Spray your teak furniture with water from a garden hose.

Always begin with a mild – or more diluted – cleaning solution (see below). If that does not work, try a stronger concentration or a store-bought teak cleaner.

Teak Cleaning Solution:

  • 1 cup chlorine bleach
  • 1 cup laundry detergent
  • 1 gallon warm water

Apply the cleaning solution to the teak using a brush with soft, plastic bristles (avoid using metal bristles, as they will scratch the surface) or apply a high-quality teak cleaner according to the manufacturer’s instructions.

Allow the cleaning solution to sit on the furniture for approximately 5-10 minutes. Stubborn or difficult stains may require a longer soak time.

Thoroughly rinse it with clean water (such as spraying it with a garden hose at a low or medium pressure).

To remove any remaining stains, lightly sand the affected areas with a fine-grit sandpaper.


Frontgate uses premium-quality powdercoated aluminum for all of our aluminum outdoor furniture. It does not oxidize and it does not require a deeper cleaning.

If there are scuff marks, you can remove them using a soft cloth with a non abrasive cleaning product. Thoroughly rinse with clean water when done.


Frontgate uses high-performance, all-weather, high-density polyethylene (HDPE) resin wicker for all of our wicker outdoor furniture.

The textured surface means you’ll want to use a brush with long, soft bristles for most of the cleaning, and an extra-soft toothbrush for areas that require more attention.

Spray a piece of furniture with clean water and then apply either warm, soapy water or a mild multisurface cleaner. Scrub with the brush and, as soon as you are done, rinse thoroughly with clean water to prevent stains from forming.


No matter the material, be sure to let your outdoor furniture dry completely.

If, after drying, your furniture is due for additional treatment, move on to the next step. If not, kick back and enjoy your freshly cleaned outdoor furniture.

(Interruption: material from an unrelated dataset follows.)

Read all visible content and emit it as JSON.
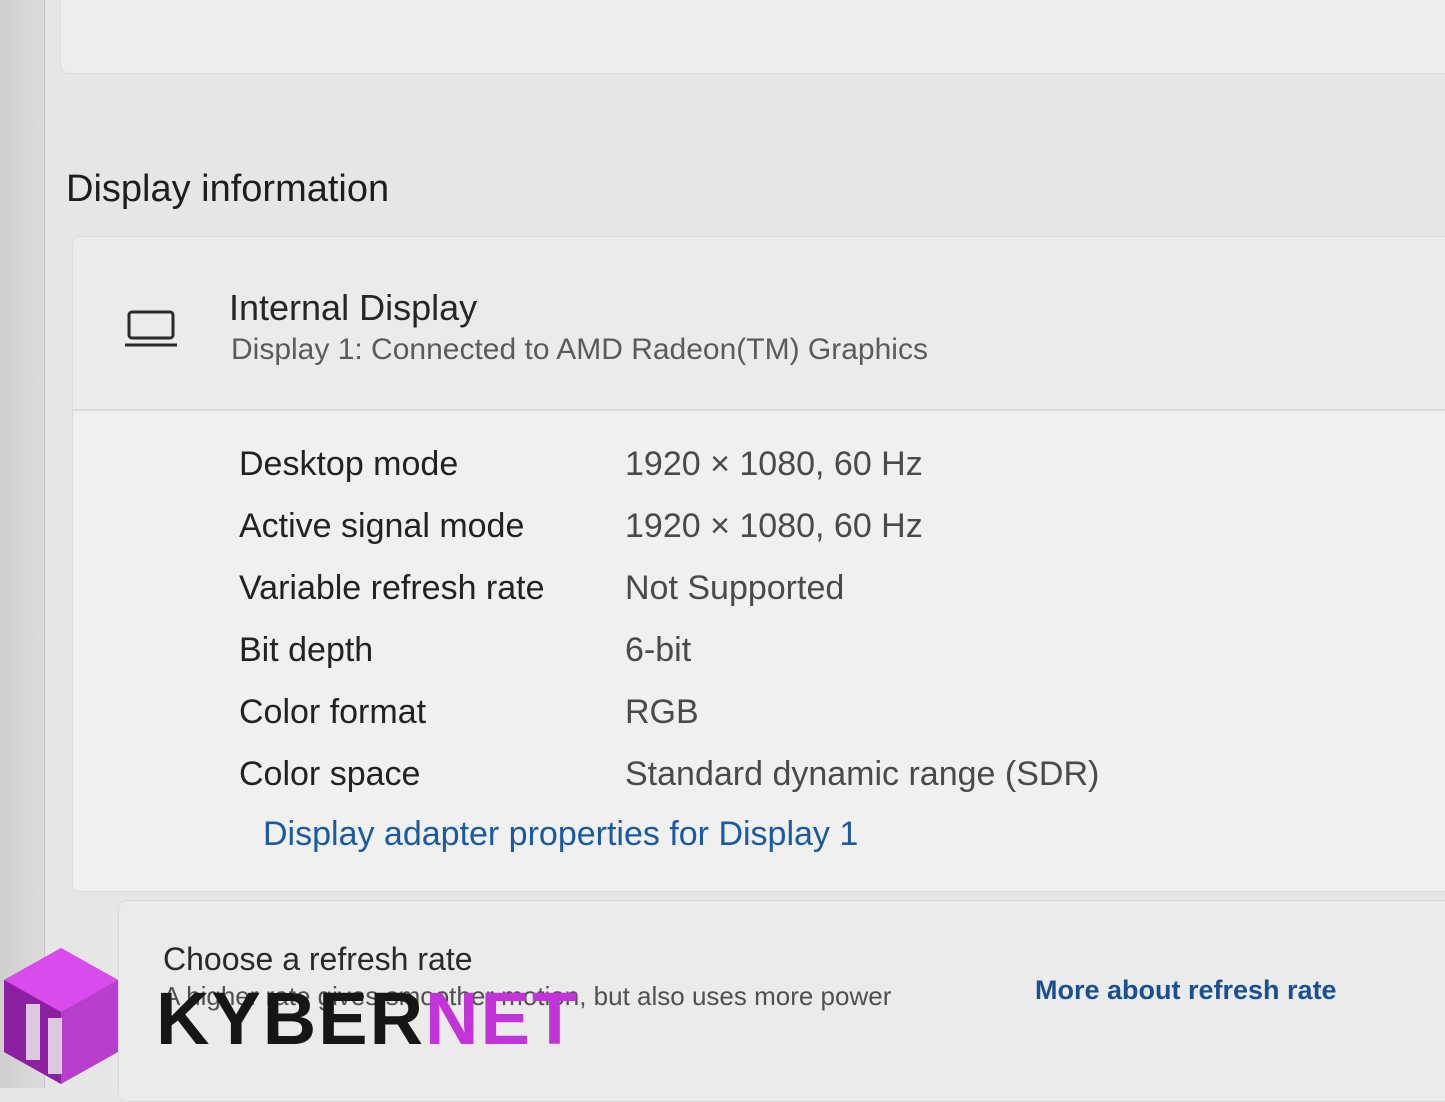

After cleaning your Frontgate outdoor furniture, you do not need to treat it, as each piece is crafted of materials designed to last for many years (with the exception of preserving teak’s initial, buttery appearance – more on that below).

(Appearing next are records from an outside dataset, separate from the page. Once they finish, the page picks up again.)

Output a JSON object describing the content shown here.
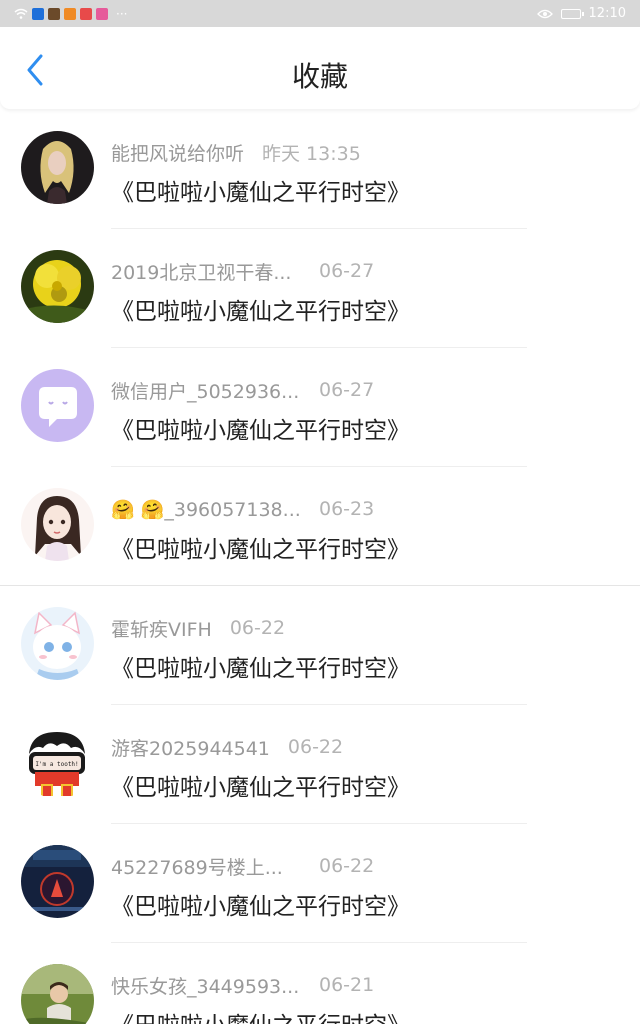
{
  "status_bar": {
    "time": "12:10",
    "dots": "···"
  },
  "header": {
    "title": "收藏",
    "back_icon": "chevron-left-icon"
  },
  "colors": {
    "accent": "#2f8ef0",
    "username": "#999999",
    "date": "#b3b3b3",
    "title": "#222222"
  },
  "items": [
    {
      "username": "能把风说给你听",
      "date": "昨天 13:35",
      "title": "《巴啦啦小魔仙之平行时空》"
    },
    {
      "username": "2019北京卫视干春...",
      "date": "06-27",
      "title": "《巴啦啦小魔仙之平行时空》"
    },
    {
      "username": "微信用户_5052936...",
      "date": "06-27",
      "title": "《巴啦啦小魔仙之平行时空》"
    },
    {
      "username": "🤗 🤗_396057138...",
      "date": "06-23",
      "title": "《巴啦啦小魔仙之平行时空》"
    },
    {
      "username": "霍斩疾VIFH",
      "date": "06-22",
      "title": "《巴啦啦小魔仙之平行时空》"
    },
    {
      "username": "游客2025944541",
      "date": "06-22",
      "title": "《巴啦啦小魔仙之平行时空》"
    },
    {
      "username": "45227689号楼上...",
      "date": "06-22",
      "title": "《巴啦啦小魔仙之平行时空》"
    },
    {
      "username": "快乐女孩_3449593...",
      "date": "06-21",
      "title": "《巴啦啦小魔仙之平行时空》"
    }
  ],
  "avatar_texts": {
    "shirt": "I'm a tooth!"
  }
}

Teak can be treated every two or three months with tung oil, linseed oil or a manufactured teak sealer (applied according to the manufacturer’s instructions), but that is only to maintain its color. It doesn’t affect the strength or longevity of the furniture in any way.

Likewise, aluminum – including powdercoated aluminum – outdoor furniture can be given a coat or two of high-grade, clear automobile rubbing compound designed for aluminum (applied according to the manufacturer’s instructions), to restore its luster.

The best way to add longevity to your outdoor furniture is to store it out of the elements when not being used for an extended period. We offer Outdoor Furniture Covers that are specially tailored to fit our furniture collections as well as Universal Outdoor Furniture Covers that fit many types of outdoor furniture.

Not sure where to start? Our team of experts has all the answers – and tips for creating the outdoor space of your dreams.

Outdoor Furniture Guide